Want some gorgeous bike-inspired art that uses bikes in its creation? These works by Singaporean artist Thomas Yang are made entirely by inking bike tyres, the lines then created as tyre prints.
Yang's bike art site 100copies.net initially offered 100 of each print in the Tyre Tracks Series, which portray landmarks in London, New York, Paris and Beijing.
They sold out quickly so now he's offering 100 sets of all four prints, which might seem to stretch the idea of a site that only offers 100 of anything, but, hey, he's an artist — if he can't break his own rules, whose can be break?

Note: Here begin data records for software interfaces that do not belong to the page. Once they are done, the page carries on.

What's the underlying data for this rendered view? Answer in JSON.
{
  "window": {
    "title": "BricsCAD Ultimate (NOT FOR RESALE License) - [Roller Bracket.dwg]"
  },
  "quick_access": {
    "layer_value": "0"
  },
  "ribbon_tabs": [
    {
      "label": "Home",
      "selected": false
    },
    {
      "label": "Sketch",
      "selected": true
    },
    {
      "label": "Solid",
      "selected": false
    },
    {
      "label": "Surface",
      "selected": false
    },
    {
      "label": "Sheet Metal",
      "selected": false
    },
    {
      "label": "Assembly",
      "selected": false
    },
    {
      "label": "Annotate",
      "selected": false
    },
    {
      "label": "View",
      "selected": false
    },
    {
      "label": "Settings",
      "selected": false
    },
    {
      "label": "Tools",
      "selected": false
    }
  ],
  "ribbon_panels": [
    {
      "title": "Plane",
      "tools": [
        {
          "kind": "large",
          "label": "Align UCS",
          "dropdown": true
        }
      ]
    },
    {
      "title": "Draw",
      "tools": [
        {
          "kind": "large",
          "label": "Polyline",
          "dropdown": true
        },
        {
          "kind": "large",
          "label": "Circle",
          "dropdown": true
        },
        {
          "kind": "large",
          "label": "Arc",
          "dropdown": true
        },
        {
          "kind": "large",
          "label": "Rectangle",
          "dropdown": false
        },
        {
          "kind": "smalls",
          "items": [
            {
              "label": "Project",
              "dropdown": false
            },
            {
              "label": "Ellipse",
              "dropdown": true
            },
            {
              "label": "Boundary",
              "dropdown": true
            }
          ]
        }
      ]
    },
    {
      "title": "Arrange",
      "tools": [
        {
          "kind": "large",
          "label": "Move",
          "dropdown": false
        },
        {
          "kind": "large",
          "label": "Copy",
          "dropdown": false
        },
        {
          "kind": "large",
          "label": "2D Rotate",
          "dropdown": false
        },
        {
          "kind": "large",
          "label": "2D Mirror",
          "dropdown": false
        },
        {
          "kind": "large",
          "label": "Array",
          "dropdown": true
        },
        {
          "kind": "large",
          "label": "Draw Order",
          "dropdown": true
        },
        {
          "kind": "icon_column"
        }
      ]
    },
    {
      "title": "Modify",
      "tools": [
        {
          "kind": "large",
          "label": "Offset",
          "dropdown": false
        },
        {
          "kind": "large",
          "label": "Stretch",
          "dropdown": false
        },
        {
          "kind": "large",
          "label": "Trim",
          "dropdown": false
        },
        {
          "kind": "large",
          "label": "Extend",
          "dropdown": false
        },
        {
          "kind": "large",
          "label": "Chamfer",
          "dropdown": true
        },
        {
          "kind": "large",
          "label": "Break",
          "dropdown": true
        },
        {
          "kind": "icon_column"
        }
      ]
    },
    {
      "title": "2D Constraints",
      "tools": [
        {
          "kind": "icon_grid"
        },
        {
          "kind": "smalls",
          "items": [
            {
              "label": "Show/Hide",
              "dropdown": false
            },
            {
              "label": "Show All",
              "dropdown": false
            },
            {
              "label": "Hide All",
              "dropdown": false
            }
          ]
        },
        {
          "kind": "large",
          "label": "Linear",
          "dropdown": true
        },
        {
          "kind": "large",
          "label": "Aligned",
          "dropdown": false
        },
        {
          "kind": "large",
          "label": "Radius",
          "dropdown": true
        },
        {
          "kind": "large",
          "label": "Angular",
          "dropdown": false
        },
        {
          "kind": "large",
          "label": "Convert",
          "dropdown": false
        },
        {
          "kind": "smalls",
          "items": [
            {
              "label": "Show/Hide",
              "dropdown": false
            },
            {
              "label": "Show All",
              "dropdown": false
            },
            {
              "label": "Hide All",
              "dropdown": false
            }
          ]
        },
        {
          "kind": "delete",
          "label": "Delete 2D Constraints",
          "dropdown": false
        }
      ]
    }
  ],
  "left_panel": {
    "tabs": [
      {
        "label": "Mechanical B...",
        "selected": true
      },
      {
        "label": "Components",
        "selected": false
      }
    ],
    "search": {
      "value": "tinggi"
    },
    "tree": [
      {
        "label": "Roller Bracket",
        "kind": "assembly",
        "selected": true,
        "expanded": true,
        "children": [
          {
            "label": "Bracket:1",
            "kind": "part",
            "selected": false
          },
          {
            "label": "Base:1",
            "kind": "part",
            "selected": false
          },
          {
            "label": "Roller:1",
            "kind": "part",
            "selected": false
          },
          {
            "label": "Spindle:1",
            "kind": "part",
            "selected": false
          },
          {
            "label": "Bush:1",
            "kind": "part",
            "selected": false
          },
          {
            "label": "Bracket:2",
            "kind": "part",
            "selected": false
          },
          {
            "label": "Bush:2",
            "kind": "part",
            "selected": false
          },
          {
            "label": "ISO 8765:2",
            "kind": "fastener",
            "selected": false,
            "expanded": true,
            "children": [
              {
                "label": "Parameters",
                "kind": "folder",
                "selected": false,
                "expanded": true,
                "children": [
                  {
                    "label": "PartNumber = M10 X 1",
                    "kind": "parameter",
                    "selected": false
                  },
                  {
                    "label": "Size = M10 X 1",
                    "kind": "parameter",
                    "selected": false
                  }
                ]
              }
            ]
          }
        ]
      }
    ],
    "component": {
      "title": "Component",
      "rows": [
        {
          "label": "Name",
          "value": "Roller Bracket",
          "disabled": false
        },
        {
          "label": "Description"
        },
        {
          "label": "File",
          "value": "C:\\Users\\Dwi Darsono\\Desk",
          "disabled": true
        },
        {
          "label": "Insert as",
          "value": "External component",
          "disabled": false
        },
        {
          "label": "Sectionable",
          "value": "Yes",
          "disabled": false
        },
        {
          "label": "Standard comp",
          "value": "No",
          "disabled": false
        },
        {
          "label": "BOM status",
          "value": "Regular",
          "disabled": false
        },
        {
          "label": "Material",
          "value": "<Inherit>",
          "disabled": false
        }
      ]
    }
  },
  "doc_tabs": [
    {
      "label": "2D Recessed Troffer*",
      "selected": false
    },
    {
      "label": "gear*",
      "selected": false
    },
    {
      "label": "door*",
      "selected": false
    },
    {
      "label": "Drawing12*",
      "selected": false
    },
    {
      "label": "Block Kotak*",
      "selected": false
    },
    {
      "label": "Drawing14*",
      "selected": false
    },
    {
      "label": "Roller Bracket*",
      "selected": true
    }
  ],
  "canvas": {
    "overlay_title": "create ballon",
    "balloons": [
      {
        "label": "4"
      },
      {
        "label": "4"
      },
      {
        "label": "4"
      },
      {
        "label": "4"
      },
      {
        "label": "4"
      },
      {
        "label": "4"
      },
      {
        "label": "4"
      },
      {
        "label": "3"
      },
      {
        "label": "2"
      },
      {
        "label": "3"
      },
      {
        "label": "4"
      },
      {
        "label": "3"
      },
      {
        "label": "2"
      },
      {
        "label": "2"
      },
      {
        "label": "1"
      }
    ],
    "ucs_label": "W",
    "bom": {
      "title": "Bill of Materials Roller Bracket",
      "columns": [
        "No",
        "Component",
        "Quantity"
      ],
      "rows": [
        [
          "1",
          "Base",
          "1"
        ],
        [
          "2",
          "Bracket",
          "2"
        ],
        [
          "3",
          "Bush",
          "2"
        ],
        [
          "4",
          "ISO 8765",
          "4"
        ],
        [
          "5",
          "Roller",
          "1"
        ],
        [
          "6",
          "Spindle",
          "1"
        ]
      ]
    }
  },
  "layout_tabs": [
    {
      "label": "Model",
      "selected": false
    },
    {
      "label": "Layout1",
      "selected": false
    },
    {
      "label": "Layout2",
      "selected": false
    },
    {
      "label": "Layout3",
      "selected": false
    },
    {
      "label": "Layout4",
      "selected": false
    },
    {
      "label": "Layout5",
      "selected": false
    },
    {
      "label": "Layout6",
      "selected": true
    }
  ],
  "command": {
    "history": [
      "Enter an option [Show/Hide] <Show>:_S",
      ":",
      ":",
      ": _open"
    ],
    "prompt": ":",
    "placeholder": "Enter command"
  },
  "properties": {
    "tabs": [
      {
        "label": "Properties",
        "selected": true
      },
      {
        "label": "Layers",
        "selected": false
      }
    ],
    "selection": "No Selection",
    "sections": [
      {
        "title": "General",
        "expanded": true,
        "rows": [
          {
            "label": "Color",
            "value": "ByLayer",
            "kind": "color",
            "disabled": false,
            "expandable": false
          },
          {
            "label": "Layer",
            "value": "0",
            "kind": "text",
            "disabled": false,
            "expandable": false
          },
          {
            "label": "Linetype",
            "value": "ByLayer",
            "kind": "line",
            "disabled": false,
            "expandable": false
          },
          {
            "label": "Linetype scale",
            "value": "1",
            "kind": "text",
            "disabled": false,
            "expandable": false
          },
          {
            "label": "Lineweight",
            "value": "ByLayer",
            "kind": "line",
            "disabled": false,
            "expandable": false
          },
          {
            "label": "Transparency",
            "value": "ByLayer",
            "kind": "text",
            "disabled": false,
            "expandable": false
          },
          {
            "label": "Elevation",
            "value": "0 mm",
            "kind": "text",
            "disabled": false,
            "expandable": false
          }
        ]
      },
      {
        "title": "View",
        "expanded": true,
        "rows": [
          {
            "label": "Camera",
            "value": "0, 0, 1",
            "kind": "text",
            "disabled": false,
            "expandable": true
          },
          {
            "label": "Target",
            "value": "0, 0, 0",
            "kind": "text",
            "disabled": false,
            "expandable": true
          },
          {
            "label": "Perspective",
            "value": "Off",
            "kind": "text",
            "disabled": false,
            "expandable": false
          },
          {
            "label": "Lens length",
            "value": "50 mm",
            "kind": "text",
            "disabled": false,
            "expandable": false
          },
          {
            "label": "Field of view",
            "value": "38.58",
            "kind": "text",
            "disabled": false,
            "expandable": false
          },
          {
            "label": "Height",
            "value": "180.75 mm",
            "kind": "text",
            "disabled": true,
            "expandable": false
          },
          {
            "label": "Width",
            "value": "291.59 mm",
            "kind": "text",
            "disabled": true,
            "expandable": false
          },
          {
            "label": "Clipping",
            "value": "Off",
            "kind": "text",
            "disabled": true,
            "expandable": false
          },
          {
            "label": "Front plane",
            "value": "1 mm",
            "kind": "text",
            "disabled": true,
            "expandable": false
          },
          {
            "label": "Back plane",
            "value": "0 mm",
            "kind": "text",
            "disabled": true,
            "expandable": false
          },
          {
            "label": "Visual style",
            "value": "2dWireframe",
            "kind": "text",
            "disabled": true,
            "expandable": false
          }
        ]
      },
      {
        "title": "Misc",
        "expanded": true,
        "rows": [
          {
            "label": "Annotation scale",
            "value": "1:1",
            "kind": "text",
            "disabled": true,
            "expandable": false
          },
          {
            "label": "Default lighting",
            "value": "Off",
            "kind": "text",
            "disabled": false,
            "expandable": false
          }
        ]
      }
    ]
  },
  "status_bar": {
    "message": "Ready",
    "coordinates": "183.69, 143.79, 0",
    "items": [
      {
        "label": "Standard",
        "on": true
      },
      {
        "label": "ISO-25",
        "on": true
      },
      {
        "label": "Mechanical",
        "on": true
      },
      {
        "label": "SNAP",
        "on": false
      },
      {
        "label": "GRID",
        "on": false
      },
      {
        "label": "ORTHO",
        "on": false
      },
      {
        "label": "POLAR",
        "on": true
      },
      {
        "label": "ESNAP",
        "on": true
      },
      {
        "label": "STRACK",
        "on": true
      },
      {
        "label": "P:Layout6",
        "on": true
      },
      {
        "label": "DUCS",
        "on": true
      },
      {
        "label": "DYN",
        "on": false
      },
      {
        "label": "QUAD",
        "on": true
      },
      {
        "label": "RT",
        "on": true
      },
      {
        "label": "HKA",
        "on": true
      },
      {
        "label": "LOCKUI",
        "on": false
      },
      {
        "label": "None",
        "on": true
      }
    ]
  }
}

And it means 100 more chances to grab these very striking works.
The London drawing — God save the Bike — is of Tower Bridge. Yang says: "Come traffic, hell or high water, nothing will stop London’s rising bike culture, thanks to its protected cycle lanes. Admire its leafy parks and iconic architecture, including the Tower Bridge, meticulously crafted here with 11 unique tyre tracks. Keep calm and ride on."
Popping across the channel to Paris and Bicycle Mon Amour features la Tour Eiffel. "Ride down the breezy boulevards of Paris and you'll see why it's easy to fall in love with its cycling culture. The Eiffel Tower was re-created using 12 unique tyre tracks, as a tribute to a romance that goes far, far beyond the Tour de France," says Yang.
Half a world away to China and Beijing's Forbidden City is the subject of The Unforbidden Cyclist. Yang says: "Like rice, the bicycle is deeply ingrained in China's culture. Once a sign of backwardness, the "people's vehicle" is now enjoying a hip revival. 11 unique tyre tracks went into creating the Forbidden City – one of which belongs to the legendary Flying Pigeon."
Finally we return - the long way round - to the West and new York City where the Empire State Building is the subject of The Cyclist's Empire. "A celebration of New York’s rise as a cycling city. 7 different types of bicycle tyre tracks were used to create the Empire State Building, to reflect New York’s ever-growing tribe of cyclists – from the daily commuter to the delivery boy," says Yang.
The full set of prints is $360, including shipping from Singapore. More details at www.100copies.net. You better be quick, though, there are just 19 sets left.
Our official grumpy Northerner, John has been riding bikes for over 30 years since discovering as an uncoordinated teen that a sport could be fun if it didn't require you to catch a ball or get in the way of a hulking prop forward.
Road touring was followed by mountain biking and a career racing in the mud that was as brief as it was unsuccessful.
Somewhere along the line came the discovery that he could string a few words together, followed by the even more remarkable discovery that people were mug enough to pay for this rather than expecting him to do an honest day's work. He's pretty certain he's worked for even more bike publications than Mat Brett.
The inevitable 30-something MAMIL transition saw him shift to skinny tyres and these days he lives in Cambridge where the lack of hills is more than made up for by the headwinds.